by Catalina Macedo Giang
When I was growing up, my parents stressed the importance of exercise to keep me healthy and fit while I went to school and sat in a classroom for eight hours every weekday. When I was in 9th grade, I joined my high school’s cross country team and would run on our track and around the neighborhoods that surrounded my school.
As a southerner in the US, I was accustomed to a hot climate and humid weather that reached its peak between 12 and 4 PM. During those hours, the sun shines high and clear in the sky and there is no escaping its burning rays.
It was during these hours when I was running with one of my cross-country teammates after school one day. There was no shade to be seen, and as the minutes passed, my teammate and I felt like we were being stewed in the fiery glare of the sun. My back and legs and arms were burning, and slowly but surely, my mouth and throat grew dry. I ignored this feeling and kept running.
Finally, my teammate suggested we turn back. I agreed, because I hate running alone. This decision was the best one I could have made that day. We had run over four miles away from the school, and as we began the journey back, I felt exhausted and sluggish, faint and overheated. We were close to the school when black spots began to appear in my vision, and the feeling of relief that we were in a safe distance to a water source made me forget about my cracked lips and sandpaper dry throat—for a moment anyway.

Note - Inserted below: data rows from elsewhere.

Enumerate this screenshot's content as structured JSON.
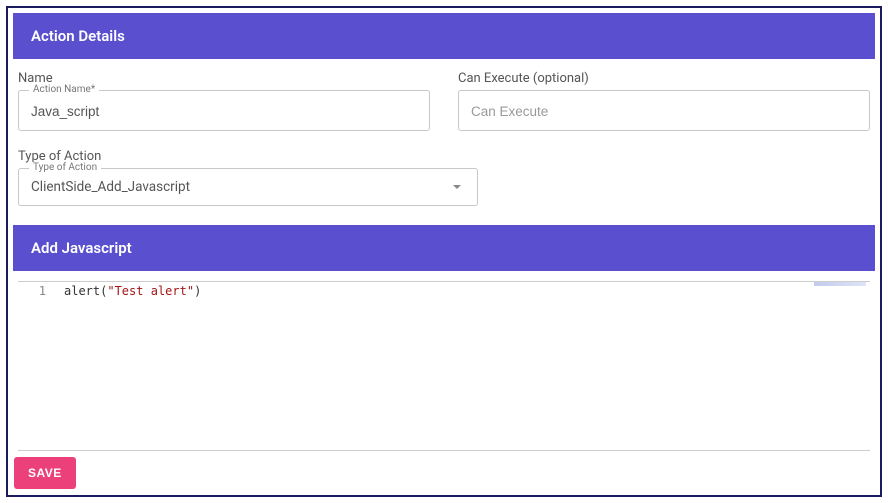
{
  "sections": {
    "details_title": "Action Details",
    "add_js_title": "Add Javascript"
  },
  "fields": {
    "name": {
      "label": "Name",
      "floating": "Action Name*",
      "value": "Java_script"
    },
    "can_execute": {
      "label": "Can Execute (optional)",
      "placeholder": "Can Execute",
      "value": ""
    },
    "type": {
      "label": "Type of Action",
      "floating": "Type of Action",
      "value": "ClientSide_Add_Javascript"
    }
  },
  "editor": {
    "line_number": "1",
    "code_fn": "alert",
    "code_open": "(",
    "code_str": "\"Test alert\"",
    "code_close": ")"
  },
  "buttons": {
    "save": "SAVE"
  }
}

It wasn’t until that day that I truly valued water in my life. Water is everything. It is my fuel, my energy, my breath and so many other things that make my life what it is. Water is the one universal substance everyone needs in order to live and function and grow. Without water, there would be no life.

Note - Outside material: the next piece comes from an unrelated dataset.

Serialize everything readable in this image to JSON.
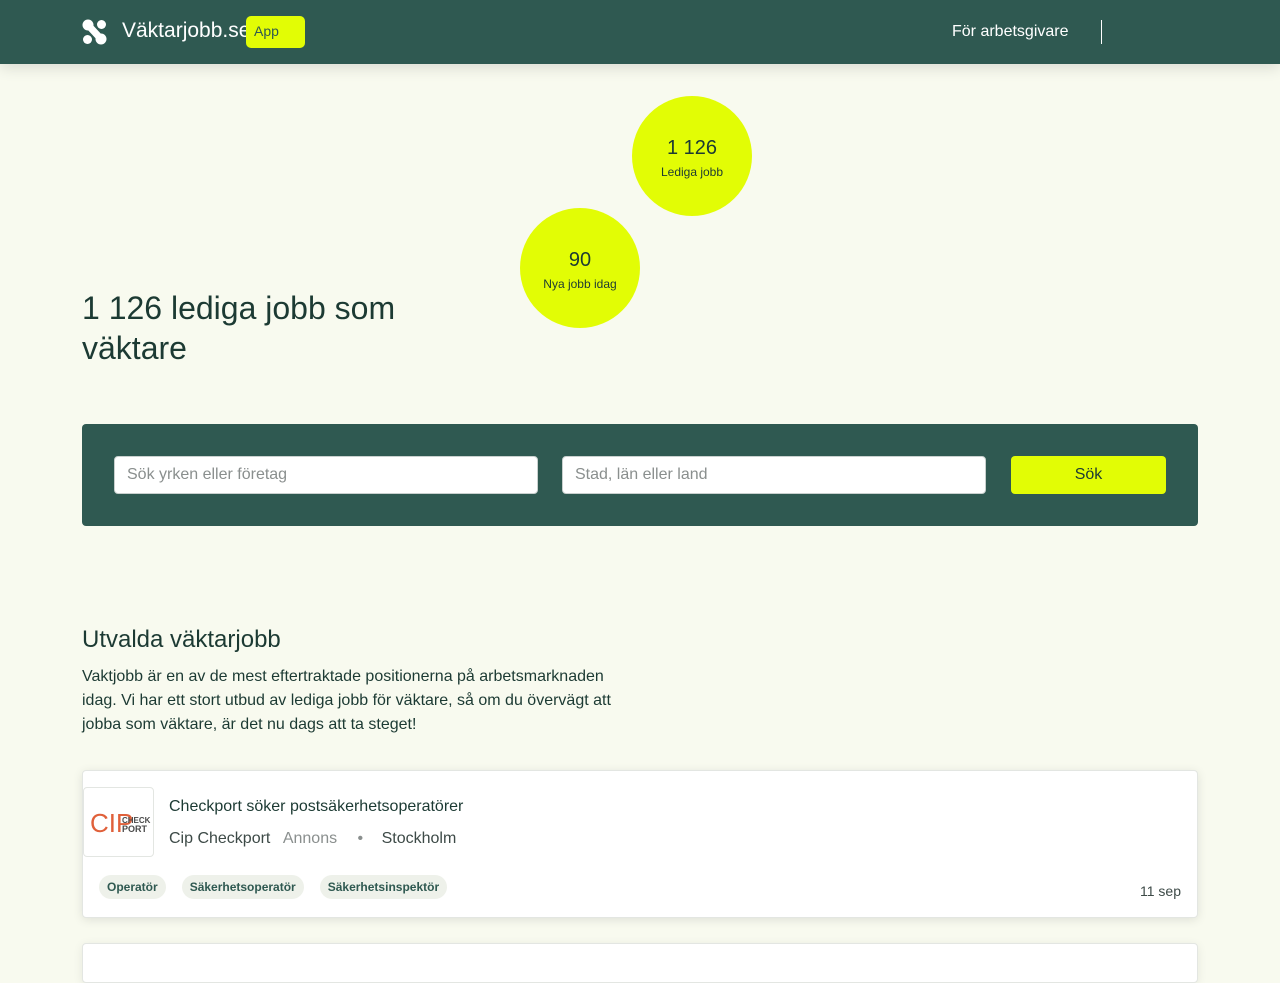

Unfortunately, safe water is not universally accessible. According to the Global Health and Education Foundation, over 64% of Niger’s rural population does not have access to clean water in this drought-ridden country. As someone who has easy access to a plentiful supply of clean water, these conditions are difficult for me to understand. However, situations like Niger are reality, and recognition is key if we wish to help. And every bit of help counts–even if it’s just writing blog posts about the issue, it allows people to learn about the global water crisis. As more people decide to help out too, whether by writing articles, donating money, or volunteering, I think it’s very possible we can make a difference in Niger.